Hannon’s son and assistant Richard said: “He’ll be a proper Group One horse. He’s just getting better and better. He’s starting to relax now, so it’s all coming easier to him. Last year and at the beginning of this year he was keen and pulled a lot, but he’s growing up and settling with racing.
“He’s getting a bit of a racing brain on him now and he’ll stay in training next year. I think he’ll be up to races like the Prix du Moulin and Queen Elizabeth II Stakes.”
It was Godolphin’s second straight second place after they also lost out in the first, the Coutts Glorious Stakes, when Lost In The Moment and de Sousa were beaten by half a length by Johnny Murtagh on Nicky Henderson’s Forgotten Voice, who was the 3/1 second favourite.
Forgotten Voice’s owner Paul Roy was delighted to see him add to his Grade Two win over hurdles earlier in the year.
He said: “He’s a fairytale, an absolute fairytale. He ran here in 2009 in the Sussex, came fourth to Rip Van Winkle, went to Dubai and ran in the World Cup and then got injured. We took him home for two years and brought him back.
“Nicky started jumping a few hurdles and a year ago he was at Market Rasen.”
Murtagh said: “I think going hurdling freshened and sweetened him up. He’s very relaxed and cruised through today’s race. He’s improved since Ascot and it’s a pleasure to ride him.
“I thought that a mile and a half might be hard going today against a lot of horses that stay well but he settled great. He is a good horse and probably as good now as ever. He jumped well and I following Mickael Barzalona (on Masterstroke) and got a lovely tow into the race. I looked up and saw the four-furlong marker and told myself to relax. He won quite well.
“The ground is beautiful today - it’s really good ground.
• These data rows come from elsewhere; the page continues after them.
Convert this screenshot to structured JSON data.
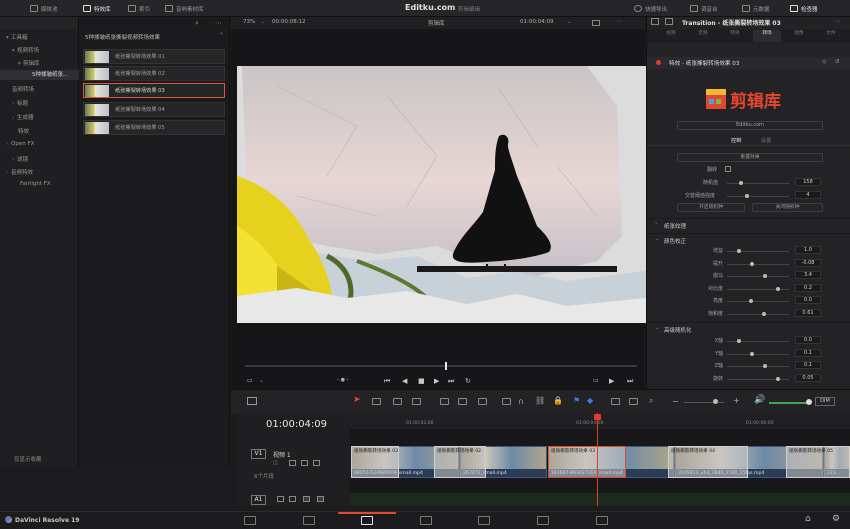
{
  "topbar": {
    "media_pool": "媒体池",
    "effects_library": "特效库",
    "index": "索引",
    "sound_library": "音响素材库",
    "site_title": "Editku.com",
    "site_subtitle": "剪辑编辑",
    "quick_export": "快捷导出",
    "mixer": "调音台",
    "metadata": "元数据",
    "inspector": "检查器"
  },
  "media_pool": {
    "items": [
      {
        "label": "工具箱"
      },
      {
        "label": "视频转场"
      },
      {
        "label": "剪辑库"
      },
      {
        "label": "5种揉皱纸张..."
      },
      {
        "label": "音频转场"
      },
      {
        "label": "标题"
      },
      {
        "label": "生成器"
      },
      {
        "label": "特效"
      },
      {
        "label": "Open FX"
      },
      {
        "label": "滤镜"
      },
      {
        "label": "音频特效"
      },
      {
        "label": "Fairlight FX"
      }
    ],
    "favorites": "仅显示收藏"
  },
  "clips_panel": {
    "title": "5种揉皱纸张撕裂视频转场效果",
    "clips": [
      {
        "name": "纸张撕裂转场效果 01"
      },
      {
        "name": "纸张撕裂转场效果 02"
      },
      {
        "name": "纸张撕裂转场效果 03"
      },
      {
        "name": "纸张撕裂转场效果 04"
      },
      {
        "name": "纸张撕裂转场效果 05"
      }
    ],
    "selected_index": 2
  },
  "viewer": {
    "zoom": "73%",
    "duration": "00:00:08:12",
    "title": "剪辑库",
    "timecode": "01:00:04:09"
  },
  "inspector": {
    "title": "Transition - 纸张撕裂转场效果 03",
    "tabs": [
      "视频",
      "音频",
      "特效",
      "转场",
      "图像",
      "文件"
    ],
    "active_tab": 3,
    "effect_name": "特效 - 纸张撕裂转场效果 03",
    "brand_name": "剪辑库",
    "url": "Editku.com",
    "sub_tabs": [
      "控制",
      "设置"
    ],
    "reset_button": "重置效果",
    "params_top": [
      {
        "label": "翻转",
        "value": ""
      },
      {
        "label": "随机值",
        "value": "158"
      },
      {
        "label": "交替阈值强度",
        "value": "4"
      }
    ],
    "btn_on": "开启随机种",
    "btn_off": "关闭随机种",
    "section_paper": "纸张纹理",
    "section_color": "颜色校正",
    "color_params": [
      {
        "label": "增益",
        "value": "1.0"
      },
      {
        "label": "提升",
        "value": "-0.08"
      },
      {
        "label": "伽马",
        "value": "3.4"
      },
      {
        "label": "对比度",
        "value": "0.2"
      },
      {
        "label": "亮度",
        "value": "0.0"
      },
      {
        "label": "饱和度",
        "value": "0.61"
      }
    ],
    "section_advanced": "高级随机化",
    "adv_params": [
      {
        "label": "X轴",
        "value": "0.0"
      },
      {
        "label": "Y轴",
        "value": "0.1"
      },
      {
        "label": "Z轴",
        "value": "0.1"
      },
      {
        "label": "旋转",
        "value": "0.05"
      }
    ]
  },
  "timeline": {
    "timecode": "01:00:04:09",
    "ruler": [
      "01:00:02:00",
      "01:00:04:00",
      "01:00:06:00"
    ],
    "dim_label": "DIM",
    "v1": {
      "label": "V1",
      "name": "视频 1",
      "count": "6个片段"
    },
    "a1": {
      "label": "A1"
    },
    "clips": [
      {
        "name": "68056-524689509_small.mp4"
      },
      {
        "name": "267472_small.mp4"
      },
      {
        "name": "191667-893427260_small.mp4"
      },
      {
        "name": "3195813_uhd_3840_2160_25fps.mp4"
      },
      {
        "name": "223..."
      }
    ],
    "transitions": [
      {
        "name": "纸张撕裂转场效果 03"
      },
      {
        "name": "纸张撕裂转场效果 02"
      },
      {
        "name": "纸张撕裂转场效果 03"
      },
      {
        "name": "纸张撕裂转场效果 04"
      },
      {
        "name": "纸张撕裂转场效果 05"
      }
    ]
  },
  "pagebar": {
    "brand": "DaVinci Resolve 19"
  }
}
The rain has probably helped it a little bit and I have no complaints.”
The day’s Group 2 race - the Betfred King George Stakes - went to Moviesta, a 5-1 chance part-owned by ex-Pompey manager Harry Redknapp.
Early on, Paul Mulrennan was happy to sit in the pack on the Bryan Smart-trained winner. But as the race hotted up a quarter of a mile out, there was a shortage of room up front as plenty of challengers emerged. Moviesta kicked clear and despite not steering a totally straight course, he prevailed by a length and a half with Swiss Spirit second under William Buick and Justineo clinging on for third.
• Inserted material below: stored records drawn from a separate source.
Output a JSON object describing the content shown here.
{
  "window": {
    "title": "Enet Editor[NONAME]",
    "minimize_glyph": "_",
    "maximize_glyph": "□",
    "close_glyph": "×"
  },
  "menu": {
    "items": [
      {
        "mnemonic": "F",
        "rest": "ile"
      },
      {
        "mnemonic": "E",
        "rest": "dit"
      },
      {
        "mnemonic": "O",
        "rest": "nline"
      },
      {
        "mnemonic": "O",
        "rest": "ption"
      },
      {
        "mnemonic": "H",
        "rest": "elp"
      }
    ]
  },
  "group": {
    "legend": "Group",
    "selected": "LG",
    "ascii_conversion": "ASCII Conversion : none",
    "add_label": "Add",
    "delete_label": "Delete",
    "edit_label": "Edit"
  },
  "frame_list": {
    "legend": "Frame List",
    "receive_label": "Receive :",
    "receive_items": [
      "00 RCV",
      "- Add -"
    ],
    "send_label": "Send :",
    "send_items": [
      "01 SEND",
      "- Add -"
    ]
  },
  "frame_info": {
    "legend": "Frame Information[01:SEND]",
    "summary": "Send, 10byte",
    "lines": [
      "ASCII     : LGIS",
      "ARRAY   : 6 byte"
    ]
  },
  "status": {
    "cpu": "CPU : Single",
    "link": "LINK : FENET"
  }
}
Mulrennan said: “He’s improving all the time, fair play to Bryan and all the staff, they’ve done a good job with him. He’s been unlucky the last twice and he’s deserved to win a couple of pots.
“He was like a missile the other morning when I worked him, he’s very good and improving all the time so hopefuly he will be a Group One horse.”
Smart said: “We always knew he was really good. But he would pull, just wouldn’t settle. Today was the first time that I’d seen him off the bridle in the early stages and that was just what was needed.
“In the past we’d get him to the races but the peg kept falling out. But we knew just how quick he is. Last year we ended up taking him to Wolverhampton to get his maiden win, and he broke the two-year-old track record there.
“Paul rode him in work at home on Tuesday and got off and said ‘this is an absolute missile’ and you don’t hear jockeys say that too often. He was in such good form today, kicking and bucking when we were saddling him.”
There was a surprise in the Golf At Goodwood Nursery Stakes as Andrea Atzeni guided home the 25/1 chance Flying Bear, trained by Australian Jeremy Gask, half a length ahead of Paul Hanaghan on Tanseeb.
Jockey Richard Kingscote followed up his Artemis Goodwood Cup win 24 hours earlier with another Group triumph, this time taking the Group 3 Betfred TV Oak Tree Stakes on Annecdote (14/1). He had to give it his all to hold off Franny Norton on the 2/1 favourite Winning Express.
The last, the Betfred Mobile Lotto Stakes handicap, went to Retirement Plan, the 4/1 second favourite, giving Lady Cecil and Tom Queally their second success of the festival.
We’ll have live updates on day five on this website from 1.30pm on Saturday.